Pro Football Focus (subscription required) rated the Packers as the fourth-worst run-blocking offensive line last year, which likely didn't help Green and his constituents.

Here's a comparison of the Jets' newly formed running triumvirate:

Although Ivory's sample size was dramatically smaller than Powell's and Green's, he enters the 2013 season as the most elusive and efficient runner of the group. 

Green doesn't have a solid resume, however. Ivory's NFL career has been marred with injury, and the Jets' run-first offensive attack means the former Packer could see the field more often than most third-string running backs. 

As a team, New York ran the football 494 times in 2012, the sixth-highest total in the league. 

In 2009, during their first trip to the AFC title game under Ryan, the Jets totaled an NFL-high 607 rushes. The following season, their 534 carries were the second-most in football. 
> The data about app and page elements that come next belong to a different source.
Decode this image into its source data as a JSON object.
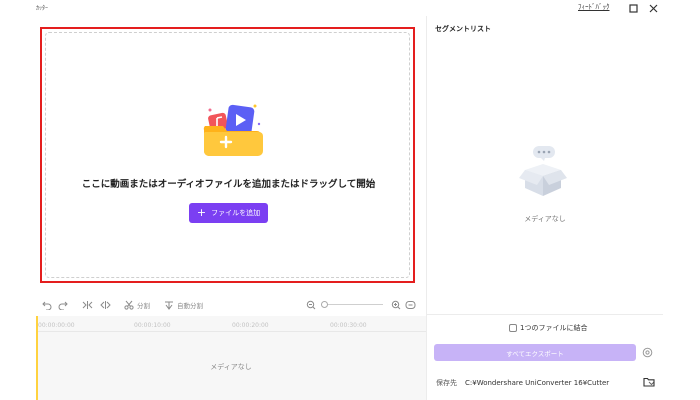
{
  "titlebar": {
    "app_title": "ｶｯﾀｰ",
    "feedback_label": "ﾌｨｰﾄﾞﾊﾞｯｸ",
    "icons": [
      "maximize-icon",
      "close-icon"
    ]
  },
  "dropzone": {
    "instruction": "ここに動画またはオーディオファイルを追加またはドラッグして開始",
    "add_file_label": "ファイルを追加",
    "add_icon": "plus-icon"
  },
  "toolbar": {
    "split_label": "分割",
    "auto_split_label": "自動分割",
    "icons": [
      "undo-icon",
      "redo-icon",
      "split-left-icon",
      "split-right-icon",
      "scissors-icon",
      "auto-split-icon",
      "zoom-out-icon",
      "zoom-in-icon",
      "fit-icon"
    ]
  },
  "timeline": {
    "ticks": [
      "00:00:00:00",
      "00:00:10:00",
      "00:00:20:00",
      "00:00:30:00"
    ],
    "empty_label": "メディアなし"
  },
  "segments": {
    "title": "セグメントリスト",
    "empty_label": "メディアなし"
  },
  "export": {
    "merge_label": "1つのファイルに結合",
    "merge_checked": false,
    "export_all_label": "すべてエクスポート",
    "save_label": "保存先",
    "save_path": "C:¥Wondershare UniConverter 16¥Cutter",
    "icons": [
      "settings-icon",
      "chevron-down-icon",
      "folder-icon"
    ]
  },
  "colors": {
    "accent": "#7b3ff2",
    "accent_disabled": "#c7b3f7",
    "highlight_border": "#e41e1e",
    "playhead": "#ffd23f"
  }
}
Although the Packers didn't get Green involved much in the passing game, he did show abilities as a receiver out of the backfield during his final year at Hawaii, as he caught 27 passes for 363 yards and a touchdown. 

There's a good chance he's used as a third-down back after Ivory and Powell are used to pound the rock on first and second. 

Alex Green's ACL tear and subsequent ineffectiveness led to his release in Green Bay. But the Jets, a team seemingly dedicated to competing with downhill running and stingy defense, got a physical specimen who adds much-needed depth to the backfield.